RECORDS:

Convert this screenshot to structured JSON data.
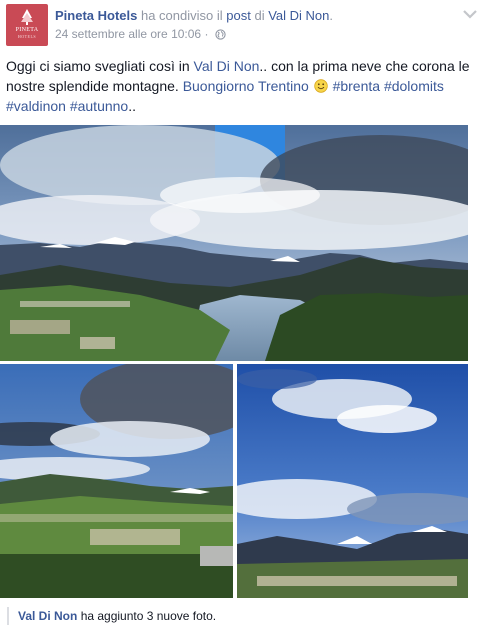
{
  "header": {
    "page_name": "Pineta Hotels",
    "action_text": "ha condiviso il",
    "post_link": "post",
    "of_text": "di",
    "source_page": "Val Di Non",
    "period": ".",
    "timestamp": "24 settembre alle ore 10:06",
    "separator": "·",
    "avatar_logo_name": "PINETA",
    "avatar_logo_sub": "HOTELS",
    "privacy_icon": "globe-icon",
    "menu_icon": "chevron-down-icon"
  },
  "post": {
    "text_before": "Oggi ci siamo svegliati così in ",
    "place_link": "Val Di Non",
    "text_after": ".. con la prima neve che corona le nostre splendide montagne. ",
    "greeting_link": "Buongiorno Trentino",
    "emoji": "smiley-emoji",
    "hashtags": [
      "#brenta",
      "#dolomits",
      "#valdinon",
      "#autunno"
    ],
    "ending": ".."
  },
  "photos": [
    {
      "subject": "lake and snowy mountains under clouds"
    },
    {
      "subject": "valley village under cloudy blue sky"
    },
    {
      "subject": "blue sky with clouds over mountain valley"
    }
  ],
  "footer": {
    "page": "Val Di Non",
    "text": "ha aggiunto 3 nuove foto."
  },
  "colors": {
    "link": "#3b5998",
    "text": "#141823",
    "muted": "#9197a3",
    "avatar_bg": "#c94a55"
  }
}
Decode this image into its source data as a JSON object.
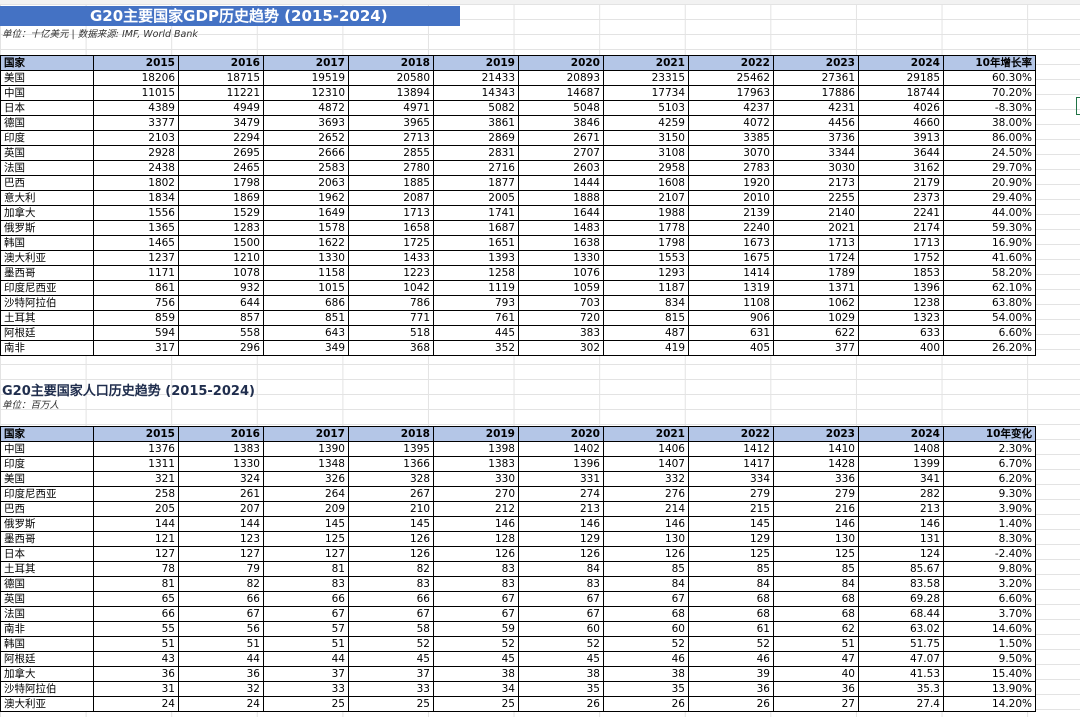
{
  "sheet": {
    "gdp_title": "G20主要国家GDP历史趋势 (2015-2024)",
    "gdp_subtitle": "单位：十亿美元 | 数据来源: IMF, World Bank",
    "pop_title": "G20主要国家人口历史趋势 (2015-2024)",
    "pop_subtitle": "单位：百万人"
  },
  "gdp": {
    "headers": [
      "国家",
      "2015",
      "2016",
      "2017",
      "2018",
      "2019",
      "2020",
      "2021",
      "2022",
      "2023",
      "2024",
      "10年增长率"
    ],
    "rows": [
      [
        "美国",
        "18206",
        "18715",
        "19519",
        "20580",
        "21433",
        "20893",
        "23315",
        "25462",
        "27361",
        "29185",
        "60.30%"
      ],
      [
        "中国",
        "11015",
        "11221",
        "12310",
        "13894",
        "14343",
        "14687",
        "17734",
        "17963",
        "17886",
        "18744",
        "70.20%"
      ],
      [
        "日本",
        "4389",
        "4949",
        "4872",
        "4971",
        "5082",
        "5048",
        "5103",
        "4237",
        "4231",
        "4026",
        "-8.30%"
      ],
      [
        "德国",
        "3377",
        "3479",
        "3693",
        "3965",
        "3861",
        "3846",
        "4259",
        "4072",
        "4456",
        "4660",
        "38.00%"
      ],
      [
        "印度",
        "2103",
        "2294",
        "2652",
        "2713",
        "2869",
        "2671",
        "3150",
        "3385",
        "3736",
        "3913",
        "86.00%"
      ],
      [
        "英国",
        "2928",
        "2695",
        "2666",
        "2855",
        "2831",
        "2707",
        "3108",
        "3070",
        "3344",
        "3644",
        "24.50%"
      ],
      [
        "法国",
        "2438",
        "2465",
        "2583",
        "2780",
        "2716",
        "2603",
        "2958",
        "2783",
        "3030",
        "3162",
        "29.70%"
      ],
      [
        "巴西",
        "1802",
        "1798",
        "2063",
        "1885",
        "1877",
        "1444",
        "1608",
        "1920",
        "2173",
        "2179",
        "20.90%"
      ],
      [
        "意大利",
        "1834",
        "1869",
        "1962",
        "2087",
        "2005",
        "1888",
        "2107",
        "2010",
        "2255",
        "2373",
        "29.40%"
      ],
      [
        "加拿大",
        "1556",
        "1529",
        "1649",
        "1713",
        "1741",
        "1644",
        "1988",
        "2139",
        "2140",
        "2241",
        "44.00%"
      ],
      [
        "俄罗斯",
        "1365",
        "1283",
        "1578",
        "1658",
        "1687",
        "1483",
        "1778",
        "2240",
        "2021",
        "2174",
        "59.30%"
      ],
      [
        "韩国",
        "1465",
        "1500",
        "1622",
        "1725",
        "1651",
        "1638",
        "1798",
        "1673",
        "1713",
        "1713",
        "16.90%"
      ],
      [
        "澳大利亚",
        "1237",
        "1210",
        "1330",
        "1433",
        "1393",
        "1330",
        "1553",
        "1675",
        "1724",
        "1752",
        "41.60%"
      ],
      [
        "墨西哥",
        "1171",
        "1078",
        "1158",
        "1223",
        "1258",
        "1076",
        "1293",
        "1414",
        "1789",
        "1853",
        "58.20%"
      ],
      [
        "印度尼西亚",
        "861",
        "932",
        "1015",
        "1042",
        "1119",
        "1059",
        "1187",
        "1319",
        "1371",
        "1396",
        "62.10%"
      ],
      [
        "沙特阿拉伯",
        "756",
        "644",
        "686",
        "786",
        "793",
        "703",
        "834",
        "1108",
        "1062",
        "1238",
        "63.80%"
      ],
      [
        "土耳其",
        "859",
        "857",
        "851",
        "771",
        "761",
        "720",
        "815",
        "906",
        "1029",
        "1323",
        "54.00%"
      ],
      [
        "阿根廷",
        "594",
        "558",
        "643",
        "518",
        "445",
        "383",
        "487",
        "631",
        "622",
        "633",
        "6.60%"
      ],
      [
        "南非",
        "317",
        "296",
        "349",
        "368",
        "352",
        "302",
        "419",
        "405",
        "377",
        "400",
        "26.20%"
      ]
    ]
  },
  "pop": {
    "headers": [
      "国家",
      "2015",
      "2016",
      "2017",
      "2018",
      "2019",
      "2020",
      "2021",
      "2022",
      "2023",
      "2024",
      "10年变化"
    ],
    "rows": [
      [
        "中国",
        "1376",
        "1383",
        "1390",
        "1395",
        "1398",
        "1402",
        "1406",
        "1412",
        "1410",
        "1408",
        "2.30%"
      ],
      [
        "印度",
        "1311",
        "1330",
        "1348",
        "1366",
        "1383",
        "1396",
        "1407",
        "1417",
        "1428",
        "1399",
        "6.70%"
      ],
      [
        "美国",
        "321",
        "324",
        "326",
        "328",
        "330",
        "331",
        "332",
        "334",
        "336",
        "341",
        "6.20%"
      ],
      [
        "印度尼西亚",
        "258",
        "261",
        "264",
        "267",
        "270",
        "274",
        "276",
        "279",
        "279",
        "282",
        "9.30%"
      ],
      [
        "巴西",
        "205",
        "207",
        "209",
        "210",
        "212",
        "213",
        "214",
        "215",
        "216",
        "213",
        "3.90%"
      ],
      [
        "俄罗斯",
        "144",
        "144",
        "145",
        "145",
        "146",
        "146",
        "146",
        "145",
        "146",
        "146",
        "1.40%"
      ],
      [
        "墨西哥",
        "121",
        "123",
        "125",
        "126",
        "128",
        "129",
        "130",
        "129",
        "130",
        "131",
        "8.30%"
      ],
      [
        "日本",
        "127",
        "127",
        "127",
        "126",
        "126",
        "126",
        "126",
        "125",
        "125",
        "124",
        "-2.40%"
      ],
      [
        "土耳其",
        "78",
        "79",
        "81",
        "82",
        "83",
        "84",
        "85",
        "85",
        "85",
        "85.67",
        "9.80%"
      ],
      [
        "德国",
        "81",
        "82",
        "83",
        "83",
        "83",
        "83",
        "84",
        "84",
        "84",
        "83.58",
        "3.20%"
      ],
      [
        "英国",
        "65",
        "66",
        "66",
        "66",
        "67",
        "67",
        "67",
        "68",
        "68",
        "69.28",
        "6.60%"
      ],
      [
        "法国",
        "66",
        "67",
        "67",
        "67",
        "67",
        "67",
        "68",
        "68",
        "68",
        "68.44",
        "3.70%"
      ],
      [
        "南非",
        "55",
        "56",
        "57",
        "58",
        "59",
        "60",
        "60",
        "61",
        "62",
        "63.02",
        "14.60%"
      ],
      [
        "韩国",
        "51",
        "51",
        "51",
        "52",
        "52",
        "52",
        "52",
        "52",
        "51",
        "51.75",
        "1.50%"
      ],
      [
        "阿根廷",
        "43",
        "44",
        "44",
        "45",
        "45",
        "45",
        "46",
        "46",
        "47",
        "47.07",
        "9.50%"
      ],
      [
        "加拿大",
        "36",
        "36",
        "37",
        "37",
        "38",
        "38",
        "38",
        "39",
        "40",
        "41.53",
        "15.40%"
      ],
      [
        "沙特阿拉伯",
        "31",
        "32",
        "33",
        "33",
        "34",
        "35",
        "35",
        "36",
        "36",
        "35.3",
        "13.90%"
      ],
      [
        "澳大利亚",
        "24",
        "24",
        "25",
        "25",
        "25",
        "26",
        "26",
        "26",
        "27",
        "27.4",
        "14.20%"
      ]
    ]
  }
}
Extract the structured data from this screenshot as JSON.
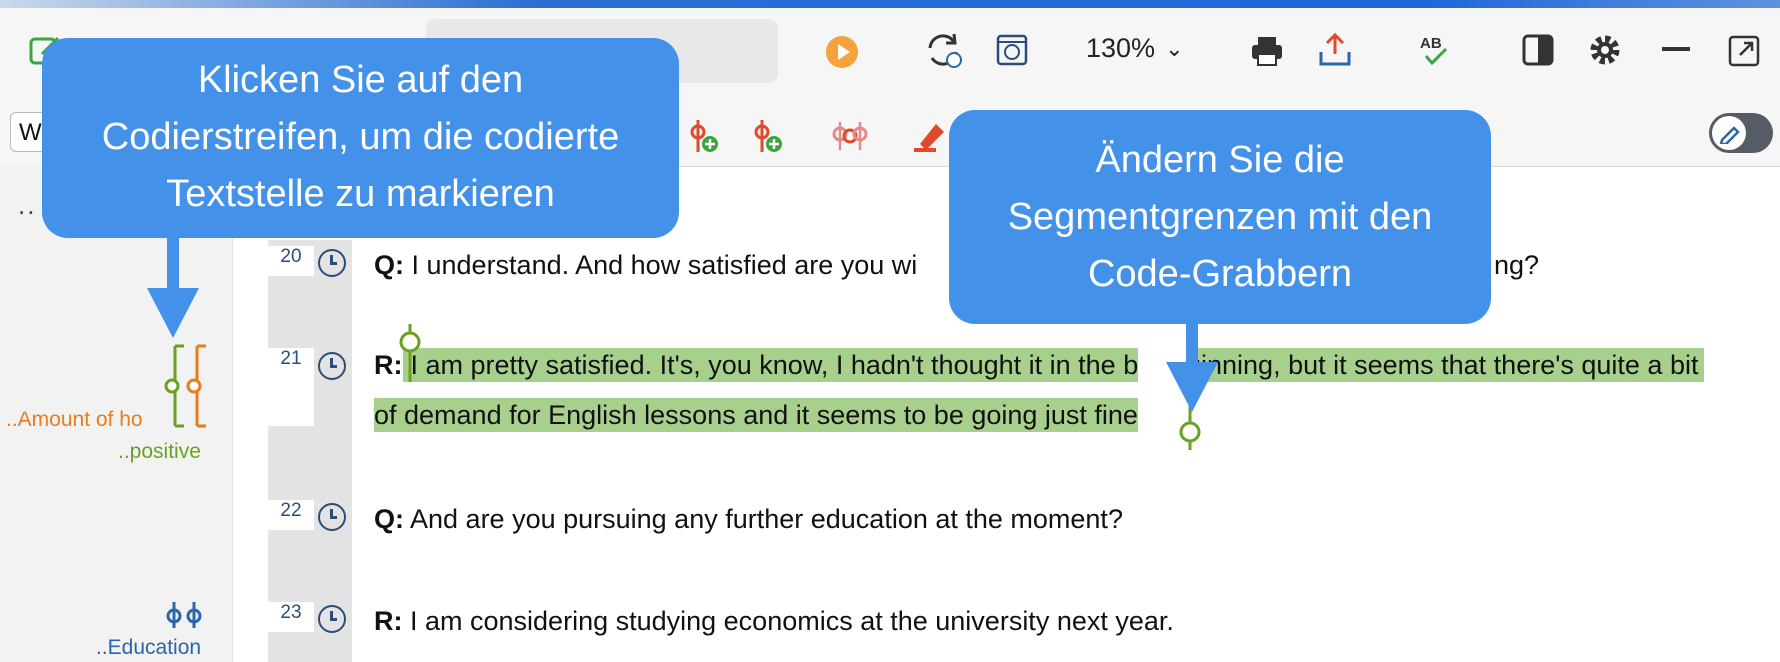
{
  "toolbar": {
    "zoom_value": "130%",
    "zoom_chevron": "⌄",
    "document_field_value": "W",
    "icons": [
      "edit-icon",
      "play-icon",
      "sync-time-icon",
      "timestamp-icon",
      "print-icon",
      "export-icon",
      "spellcheck-icon",
      "sidebar-icon",
      "gear-icon",
      "minimize-icon",
      "external-window-icon"
    ],
    "coding_icons": [
      "code-add-icon",
      "code-add-icon-2",
      "code-multi-icon",
      "highlighter-icon",
      "edit-mode-toggle"
    ]
  },
  "margin": {
    "dots": "..",
    "codes": [
      {
        "label": "..Amount of ho",
        "color": "#e87d1e"
      },
      {
        "label": "..positive",
        "color": "#6aa121"
      },
      {
        "label": "..Education",
        "color": "#2b67a8"
      }
    ]
  },
  "paragraphs": [
    {
      "num": "20",
      "speaker": "Q:",
      "text": " I understand. And how satisfied are you wi",
      "tail": "ng?"
    },
    {
      "num": "21",
      "speaker": "R:",
      "text": "I am pretty satisfied. It's, you know, I hadn't thought it in the b",
      "text_b": "ginning, but it seems that there's quite a bit",
      "line2": "of demand for English lessons and it seems to be going just fine"
    },
    {
      "num": "22",
      "speaker": "Q:",
      "text": " And are you pursuing any further education at the moment?"
    },
    {
      "num": "23",
      "speaker": "R:",
      "text": " I am considering studying economics at the university next year."
    }
  ],
  "callouts": {
    "left": "Klicken Sie auf den Codierstreifen, um die codierte Textstelle zu markieren",
    "left_lines": [
      "Klicken Sie auf den",
      "Codierstreifen, um die codierte",
      "Textstelle zu markieren"
    ],
    "right_lines": [
      "Ändern Sie die",
      "Segmentgrenzen mit den",
      "Code-Grabbern"
    ]
  },
  "colors": {
    "accent": "#4491ea",
    "highlight": "#a8d08d",
    "code_orange": "#e87d1e",
    "code_green": "#6aa121",
    "code_blue": "#2b67a8"
  }
}
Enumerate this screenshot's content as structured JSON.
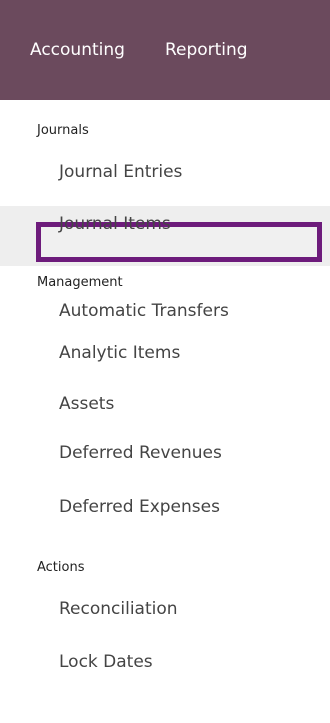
{
  "topbar": {
    "items": [
      {
        "label": "Accounting"
      },
      {
        "label": "Reporting"
      }
    ]
  },
  "menu": {
    "sections": [
      {
        "header": "Journals",
        "items": [
          "Journal Entries",
          "Journal Items"
        ]
      },
      {
        "header": "Management",
        "items": [
          "Automatic Transfers",
          "Analytic Items",
          "Assets",
          "Deferred Revenues",
          "Deferred Expenses"
        ]
      },
      {
        "header": "Actions",
        "items": [
          "Reconciliation",
          "Lock Dates"
        ]
      }
    ],
    "active_item": "Automatic Transfers"
  },
  "colors": {
    "topbar_bg": "#6b4a5d",
    "highlight_border": "#6d1b7b",
    "active_row_bg": "#eeeeee"
  }
}
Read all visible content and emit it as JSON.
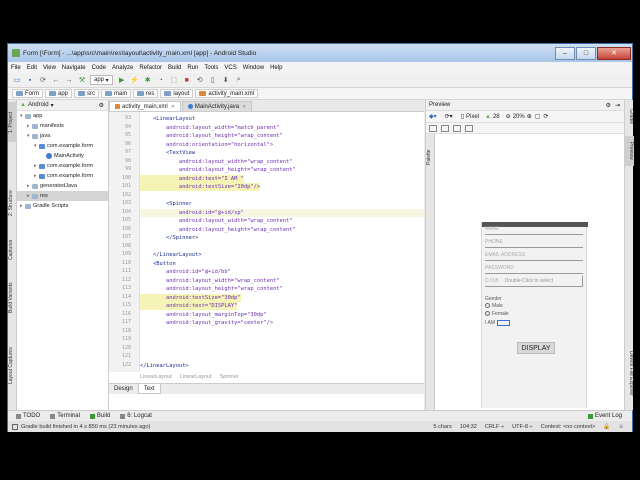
{
  "window": {
    "title": "Form [\\Form] - ...\\app\\src\\main\\res\\layout\\activity_main.xml [app] - Android Studio"
  },
  "menu": [
    "File",
    "Edit",
    "View",
    "Navigate",
    "Code",
    "Analyze",
    "Refactor",
    "Build",
    "Run",
    "Tools",
    "VCS",
    "Window",
    "Help"
  ],
  "toolbar": {
    "run_config": "app"
  },
  "breadcrumbs": [
    "Form",
    "app",
    "src",
    "main",
    "res",
    "layout",
    "activity_main.xml"
  ],
  "project": {
    "header": "Android",
    "tree": [
      {
        "label": "app",
        "indent": 0
      },
      {
        "label": "manifests",
        "indent": 1
      },
      {
        "label": "java",
        "indent": 1
      },
      {
        "label": "com.example.form",
        "indent": 2
      },
      {
        "label": "MainActivity",
        "indent": 3
      },
      {
        "label": "com.example.form",
        "indent": 2
      },
      {
        "label": "com.example.form",
        "indent": 2
      },
      {
        "label": "generatedJava",
        "indent": 1
      },
      {
        "label": "res",
        "indent": 1
      },
      {
        "label": "Gradle Scripts",
        "indent": 0
      }
    ]
  },
  "left_tabs": [
    "1: Project",
    "2: Structure",
    "Captures",
    "Build Variants",
    "Layout Captures"
  ],
  "editor": {
    "tabs": [
      "activity_main.xml",
      "MainActivity.java"
    ],
    "line_numbers": [
      "93",
      "94",
      "95",
      "96",
      "97",
      "98",
      "99",
      "100",
      "101",
      "102",
      "103",
      "104",
      "105",
      "106",
      "107",
      "108",
      "109",
      "110",
      "111",
      "112",
      "113",
      "114",
      "115",
      "116",
      "117",
      "118",
      "119",
      "120",
      "121",
      "122"
    ],
    "lines": [
      {
        "text": "    <LinearLayout",
        "style": "tag"
      },
      {
        "text": "        android:layout_width=\"match_parent\"",
        "style": "attr"
      },
      {
        "text": "        android:layout_height=\"wrap_content\"",
        "style": "attr"
      },
      {
        "text": "        android:orientation=\"horizontal\">",
        "style": "attr"
      },
      {
        "text": "        <TextView",
        "style": "tag"
      },
      {
        "text": "            android:layout_width=\"wrap_content\"",
        "style": "attr"
      },
      {
        "text": "            android:layout_height=\"wrap_content\"",
        "style": "attr"
      },
      {
        "text": "            android:text=\"I AM \"",
        "style": "hl"
      },
      {
        "text": "            android:textSize=\"20dp\"/>",
        "style": "hl"
      },
      {
        "text": "",
        "style": "plain"
      },
      {
        "text": "        <Spinner",
        "style": "tag"
      },
      {
        "text": "            android:id=\"@+id/sp\"",
        "style": "cursor"
      },
      {
        "text": "            android:layout_width=\"wrap_content\"",
        "style": "attr"
      },
      {
        "text": "            android:layout_height=\"wrap_content\"",
        "style": "attr"
      },
      {
        "text": "        </Spinner>",
        "style": "tag"
      },
      {
        "text": "",
        "style": "plain"
      },
      {
        "text": "    </LinearLayout>",
        "style": "tag"
      },
      {
        "text": "    <Button",
        "style": "tag"
      },
      {
        "text": "        android:id=\"@+id/bb\"",
        "style": "attr"
      },
      {
        "text": "        android:layout_width=\"wrap_content\"",
        "style": "attr"
      },
      {
        "text": "        android:layout_height=\"wrap_content\"",
        "style": "attr"
      },
      {
        "text": "        android:textSize=\"30dp\"",
        "style": "hl"
      },
      {
        "text": "        android:text=\"DISPLAY\"",
        "style": "hl"
      },
      {
        "text": "        android:layout_marginTop=\"30dp\"",
        "style": "attr"
      },
      {
        "text": "        android:layout_gravity=\"center\"/>",
        "style": "attr"
      },
      {
        "text": "",
        "style": "plain"
      },
      {
        "text": "",
        "style": "plain"
      },
      {
        "text": "",
        "style": "plain"
      },
      {
        "text": "",
        "style": "plain"
      },
      {
        "text": "</LinearLayout>",
        "style": "tag"
      }
    ],
    "structure_crumbs": [
      "LinearLayout",
      "LinearLayout",
      "Spinner"
    ],
    "bottom_tabs": [
      "Design",
      "Text"
    ]
  },
  "preview": {
    "header": "Preview",
    "device": "Pixel",
    "api": "28",
    "zoom": "20%",
    "form": {
      "fields": [
        "NAME",
        "PHONE",
        "EMAIL ADDRESS",
        "PASSWORD"
      ],
      "dob_label": "D.O.B",
      "dob_hint": "Double-Click to select",
      "gender_label": "Gender",
      "radios": [
        "Male",
        "Female"
      ],
      "spinner_label": "I AM",
      "button": "DISPLAY"
    }
  },
  "right_tabs": [
    "Gradle",
    "Preview",
    "Device File Explorer"
  ],
  "bottom_tabs": [
    "TODO",
    "Terminal",
    "Build",
    "6: Logcat",
    "Event Log"
  ],
  "status": {
    "message": "Gradle build finished in 4 s 850 ms (23 minutes ago)",
    "chars": "5 chars",
    "position": "104:32",
    "line_sep": "CRLF ÷",
    "encoding": "UTF-8 ÷",
    "context": "Context: <no context>"
  }
}
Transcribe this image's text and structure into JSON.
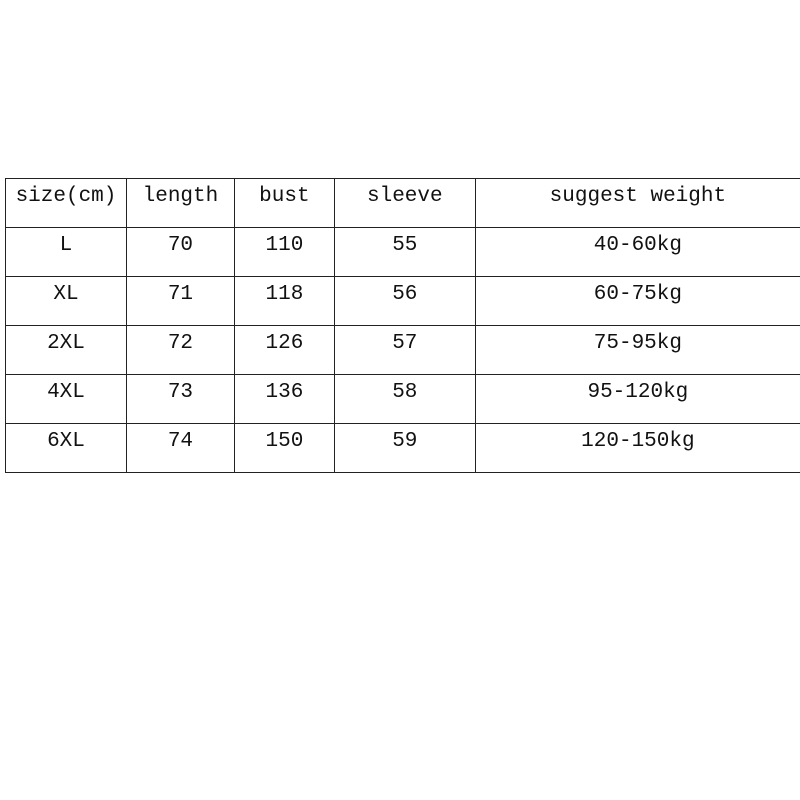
{
  "table": {
    "headers": [
      "size(cm)",
      "length",
      "bust",
      "sleeve",
      "suggest weight"
    ],
    "rows": [
      [
        "L",
        "70",
        "110",
        "55",
        "40-60kg"
      ],
      [
        "XL",
        "71",
        "118",
        "56",
        "60-75kg"
      ],
      [
        "2XL",
        "72",
        "126",
        "57",
        "75-95kg"
      ],
      [
        "4XL",
        "73",
        "136",
        "58",
        "95-120kg"
      ],
      [
        "6XL",
        "74",
        "150",
        "59",
        "120-150kg"
      ]
    ]
  }
}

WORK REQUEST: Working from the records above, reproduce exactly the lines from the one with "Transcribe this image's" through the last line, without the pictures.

RESULT OF THIS EXERCISE:
Transcribe this image's text and structure into JSON.
{
  "table": {
    "headers": [
      "size(cm)",
      "length",
      "bust",
      "sleeve",
      "suggest weight"
    ],
    "rows": [
      [
        "L",
        "70",
        "110",
        "55",
        "40-60kg"
      ],
      [
        "XL",
        "71",
        "118",
        "56",
        "60-75kg"
      ],
      [
        "2XL",
        "72",
        "126",
        "57",
        "75-95kg"
      ],
      [
        "4XL",
        "73",
        "136",
        "58",
        "95-120kg"
      ],
      [
        "6XL",
        "74",
        "150",
        "59",
        "120-150kg"
      ]
    ]
  }
}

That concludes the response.